Can I Seek Compensation if I Was Bitten By a Dog?
Not only do dog bite victims often face costly medical expenses, but their injuries might also prevent them from going to work. While the dog owner’s insurance company may cover some of your medical bills, they often don’t cover enough. There are many cases where you might not be compensated by insurance.
Generally, you can seek compensation for any financial damages you might have incurred from the dog bite. This includes medical expenses and income you could not earn due to your injury.
For example, if you suffered permanent nerve damage that forced you to leave your job, you could seek compensation for lost wages. In some cases, you may also be able to claim emotional distress, such as if you had developed post-traumatic stress disorder or a phobia of dogs that severely limits your quality of life.
The damages you can obtain depend on your case. Even if you only want to be compensated for your medical bills, arguing your case successfully without help can be difficult. A law firm familiar with dog bite cases can review the facts of your case and help you file a successful claim.
Consult a Dog Bite Lawyer in Illinois Today
If you or a loved one have been bitten or attacked by a dog in Illinois, Nessler & Associates can help you pursue compensation. We will fight to get you the payout you deserve, and we’ll do it at no cost to you unless we settle or win your case.
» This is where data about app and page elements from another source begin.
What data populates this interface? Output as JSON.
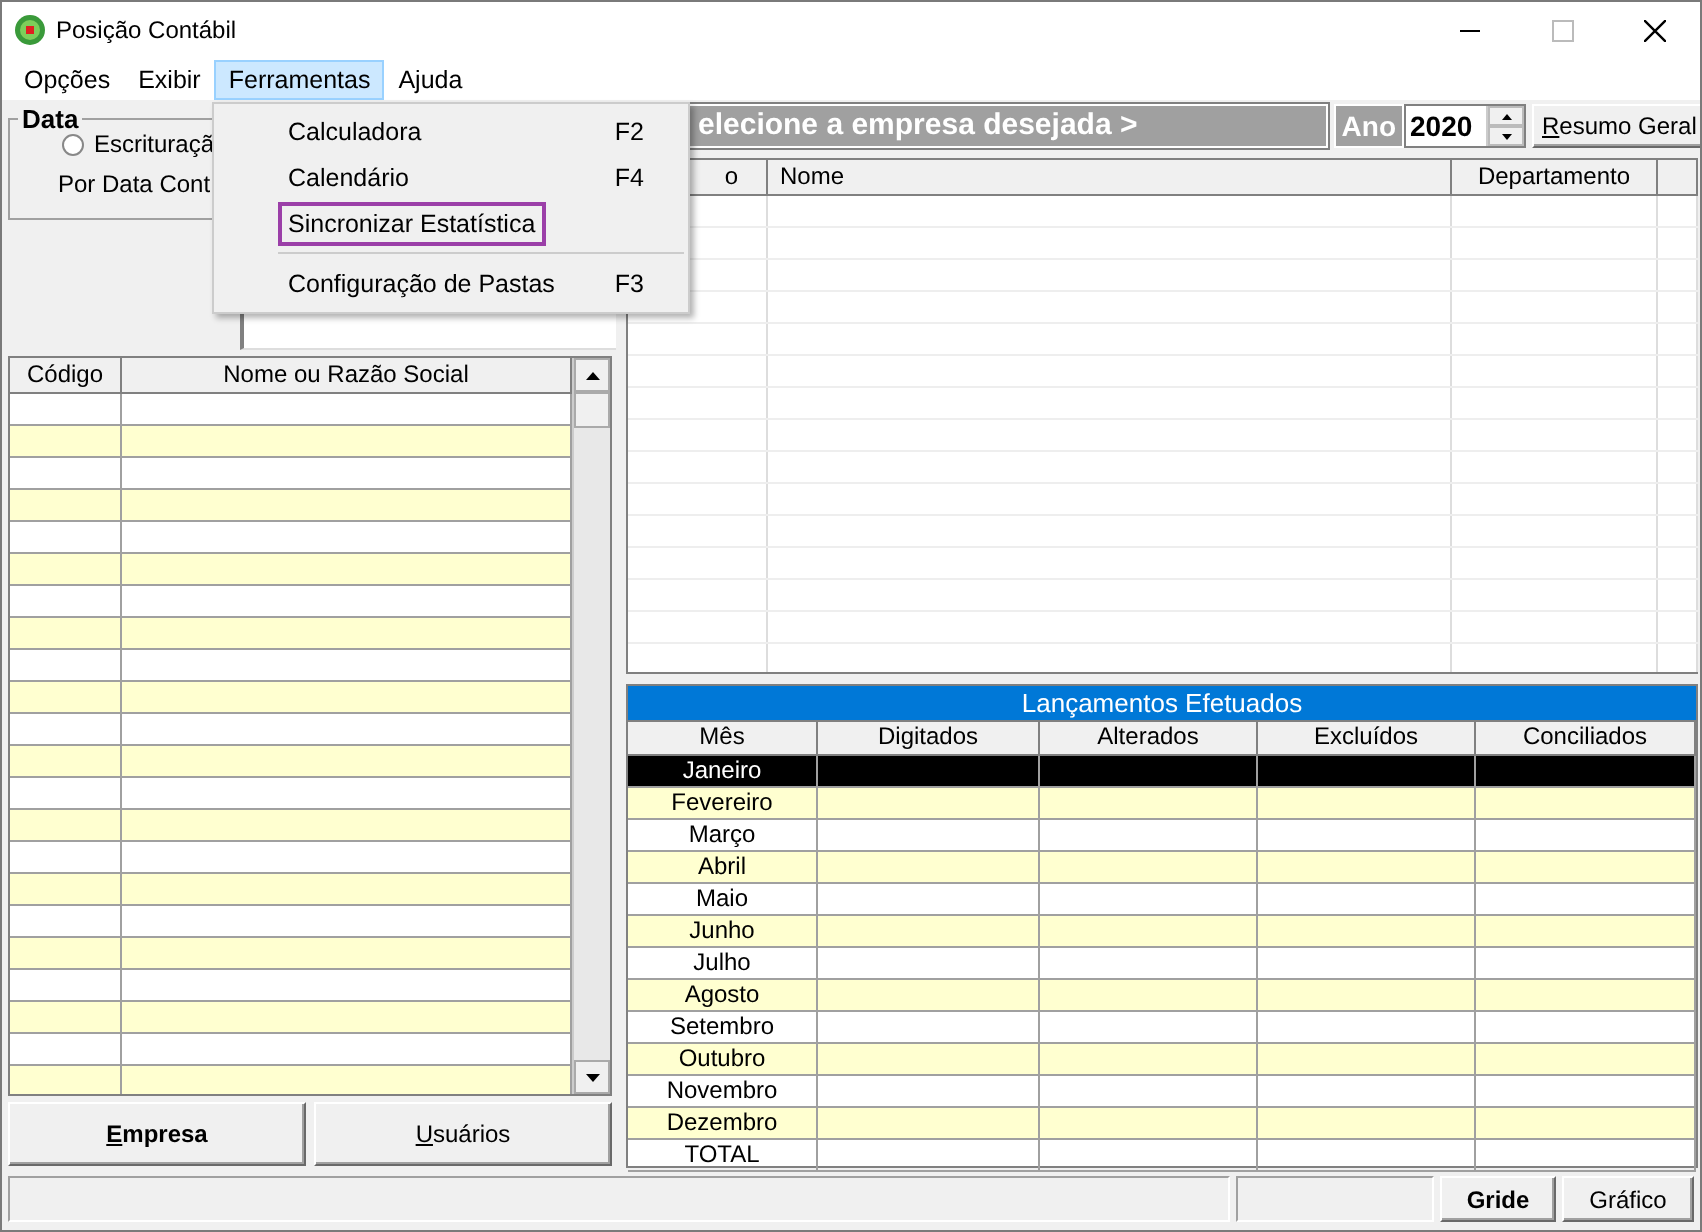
{
  "window": {
    "title": "Posição Contábil"
  },
  "menu_bar": [
    {
      "label": "Opções",
      "selected": false
    },
    {
      "label": "Exibir",
      "selected": false
    },
    {
      "label": "Ferramentas",
      "selected": true
    },
    {
      "label": "Ajuda",
      "selected": false
    }
  ],
  "dropdown_menu": {
    "items": [
      {
        "kind": "item",
        "label": "Calculadora",
        "shortcut": "F2",
        "highlighted": false
      },
      {
        "kind": "item",
        "label": "Calendário",
        "shortcut": "F4",
        "highlighted": false
      },
      {
        "kind": "item",
        "label": "Sincronizar Estatística",
        "highlighted": true
      },
      {
        "kind": "separator"
      },
      {
        "kind": "item",
        "label": "Configuração de Pastas",
        "shortcut": "F3",
        "highlighted": false
      }
    ]
  },
  "data_group": {
    "title": "Data",
    "radio": {
      "label": "Escrituraçã",
      "checked": false
    },
    "caption": "Por Data Cont"
  },
  "company_list": {
    "columns": [
      "Código",
      "Nome ou Razão Social"
    ]
  },
  "left_buttons": [
    {
      "label": "Empresa",
      "default": true
    },
    {
      "label": "Usuários",
      "default": false
    }
  ],
  "company_header": {
    "prompt": "elecione a empresa desejada >",
    "year_label": "Ano",
    "year": "2020",
    "summary_button": "Resumo Geral"
  },
  "employee_table": {
    "columns": [
      "o",
      "Nome",
      "Departamento"
    ]
  },
  "entries_table": {
    "title": "Lançamentos Efetuados",
    "columns": [
      "Mês",
      "Digitados",
      "Alterados",
      "Excluídos",
      "Conciliados"
    ],
    "rows": [
      {
        "month": "Janeiro",
        "selected": true
      },
      {
        "month": "Fevereiro",
        "selected": false
      },
      {
        "month": "Março",
        "selected": false
      },
      {
        "month": "Abril",
        "selected": false
      },
      {
        "month": "Maio",
        "selected": false
      },
      {
        "month": "Junho",
        "selected": false
      },
      {
        "month": "Julho",
        "selected": false
      },
      {
        "month": "Agosto",
        "selected": false
      },
      {
        "month": "Setembro",
        "selected": false
      },
      {
        "month": "Outubro",
        "selected": false
      },
      {
        "month": "Novembro",
        "selected": false
      },
      {
        "month": "Dezembro",
        "selected": false
      },
      {
        "month": "TOTAL",
        "selected": false
      }
    ]
  },
  "status_bar": {
    "buttons": [
      {
        "label": "Gride",
        "default": true
      },
      {
        "label": "Gráfico",
        "default": false
      }
    ]
  }
}
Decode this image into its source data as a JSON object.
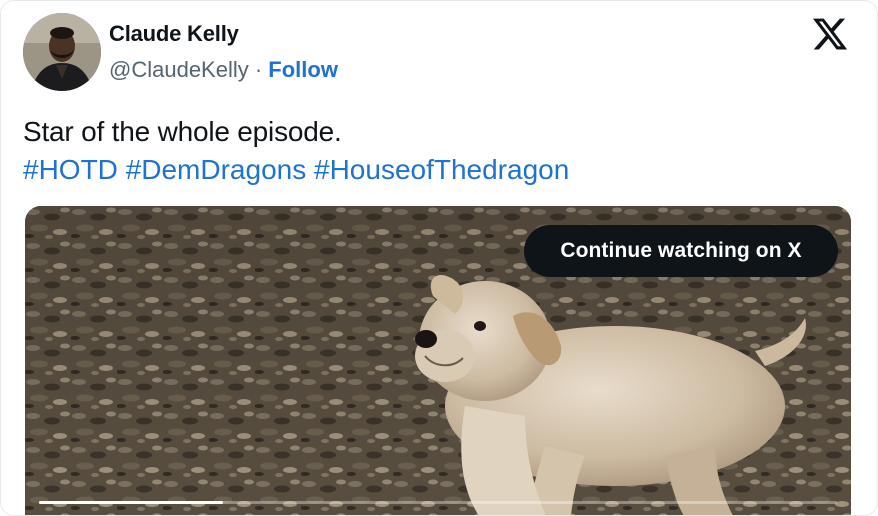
{
  "author": {
    "name": "Claude Kelly",
    "handle": "@ClaudeKelly",
    "separator": " · ",
    "follow_label": "Follow"
  },
  "tweet": {
    "text": "Star of the whole episode.",
    "hashtags": [
      "#HOTD",
      "#DemDragons",
      "#HouseofThedragon"
    ]
  },
  "media": {
    "continue_label": "Continue watching on X",
    "progress": 0.23
  },
  "icons": {
    "brand": "x-logo-icon"
  },
  "colors": {
    "link": "#1d72d2",
    "text": "#0f1419",
    "secondary": "#536471"
  }
}
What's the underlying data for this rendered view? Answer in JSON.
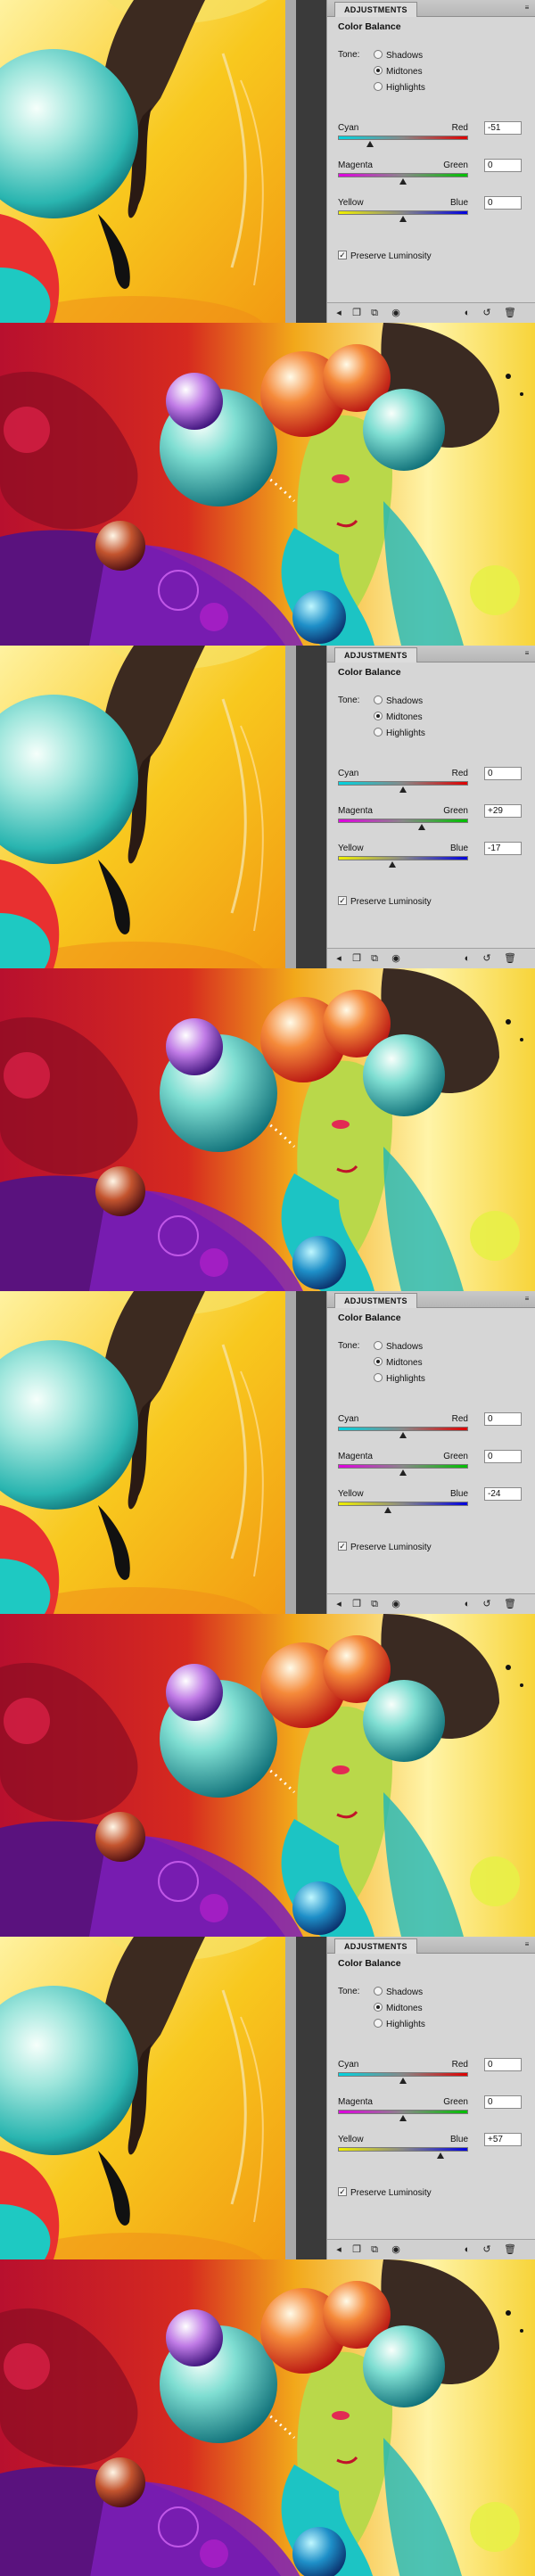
{
  "panels": [
    {
      "tab": "ADJUSTMENTS",
      "title": "Color Balance",
      "tone_label": "Tone:",
      "tones": [
        "Shadows",
        "Midtones",
        "Highlights"
      ],
      "selected_tone": "Midtones",
      "sliders": [
        {
          "left": "Cyan",
          "right": "Red",
          "value": "-51",
          "level": -51
        },
        {
          "left": "Magenta",
          "right": "Green",
          "value": "0",
          "level": 0
        },
        {
          "left": "Yellow",
          "right": "Blue",
          "value": "0",
          "level": 0
        }
      ],
      "preserve_label": "Preserve Luminosity",
      "preserve_checked": true
    },
    {
      "tab": "ADJUSTMENTS",
      "title": "Color Balance",
      "tone_label": "Tone:",
      "tones": [
        "Shadows",
        "Midtones",
        "Highlights"
      ],
      "selected_tone": "Midtones",
      "sliders": [
        {
          "left": "Cyan",
          "right": "Red",
          "value": "0",
          "level": 0
        },
        {
          "left": "Magenta",
          "right": "Green",
          "value": "+29",
          "level": 29
        },
        {
          "left": "Yellow",
          "right": "Blue",
          "value": "-17",
          "level": -17
        }
      ],
      "preserve_label": "Preserve Luminosity",
      "preserve_checked": true
    },
    {
      "tab": "ADJUSTMENTS",
      "title": "Color Balance",
      "tone_label": "Tone:",
      "tones": [
        "Shadows",
        "Midtones",
        "Highlights"
      ],
      "selected_tone": "Midtones",
      "sliders": [
        {
          "left": "Cyan",
          "right": "Red",
          "value": "0",
          "level": 0
        },
        {
          "left": "Magenta",
          "right": "Green",
          "value": "0",
          "level": 0
        },
        {
          "left": "Yellow",
          "right": "Blue",
          "value": "-24",
          "level": -24
        }
      ],
      "preserve_label": "Preserve Luminosity",
      "preserve_checked": true
    },
    {
      "tab": "ADJUSTMENTS",
      "title": "Color Balance",
      "tone_label": "Tone:",
      "tones": [
        "Shadows",
        "Midtones",
        "Highlights"
      ],
      "selected_tone": "Midtones",
      "sliders": [
        {
          "left": "Cyan",
          "right": "Red",
          "value": "0",
          "level": 0
        },
        {
          "left": "Magenta",
          "right": "Green",
          "value": "0",
          "level": 0
        },
        {
          "left": "Yellow",
          "right": "Blue",
          "value": "+57",
          "level": 57
        }
      ],
      "preserve_label": "Preserve Luminosity",
      "preserve_checked": true
    }
  ],
  "footer_icons": [
    "return-to-list-icon",
    "new-layer-icon",
    "clip-to-layer-icon",
    "visibility-eye-icon",
    "view-previous-icon",
    "reset-icon",
    "delete-icon"
  ],
  "colors": {
    "panel_bg": "#d6d6d6",
    "canvas_dark": "#3a3a3a",
    "art_yellow": "#f6c21a",
    "art_red": "#c0122a",
    "art_purple": "#6a1aa8",
    "sphere_cyan": "#38c6c0"
  }
}
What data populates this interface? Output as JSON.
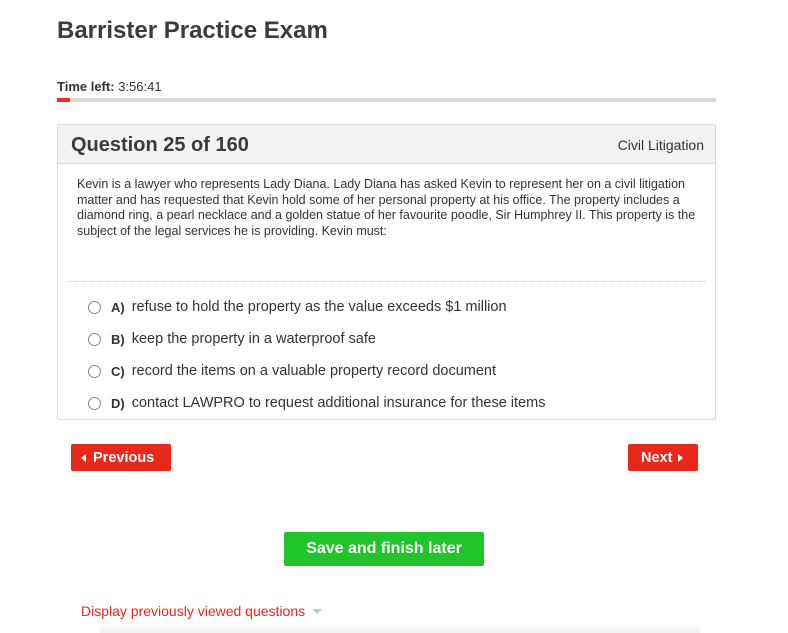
{
  "exam": {
    "title": "Barrister Practice Exam",
    "time_left_label": "Time left:",
    "time_left_value": "3:56:41",
    "progress_fraction": 0.02
  },
  "question": {
    "number_label": "Question 25 of 160",
    "category": "Civil Litigation",
    "text": "Kevin is a lawyer who represents Lady Diana. Lady Diana has asked Kevin to represent her on a civil litigation matter and has requested that Kevin hold some of her personal property at his office. The property includes a diamond ring, a pearl necklace and a golden statue of her favourite poodle, Sir Humphrey II. This property is the subject of the legal services he is providing. Kevin must:",
    "options": [
      {
        "letter": "A)",
        "text": "refuse to hold the property as the value exceeds $1 million"
      },
      {
        "letter": "B)",
        "text": "keep the property in a waterproof safe"
      },
      {
        "letter": "C)",
        "text": "record the items on a valuable property record document"
      },
      {
        "letter": "D)",
        "text": "contact LAWPRO to request additional insurance for these items"
      }
    ]
  },
  "nav": {
    "previous_label": "Previous",
    "next_label": "Next",
    "save_label": "Save and finish later",
    "history_label": "Display previously viewed questions"
  },
  "colors": {
    "accent_red": "#e8281a",
    "save_green": "#21c42a"
  },
  "icons": {
    "previous": "caret-left-icon",
    "next": "caret-right-icon",
    "history": "caret-down-icon"
  }
}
Call us at (800) 727-8010 or fill out our online form to schedule a free consultation today to discuss your dog bite claim.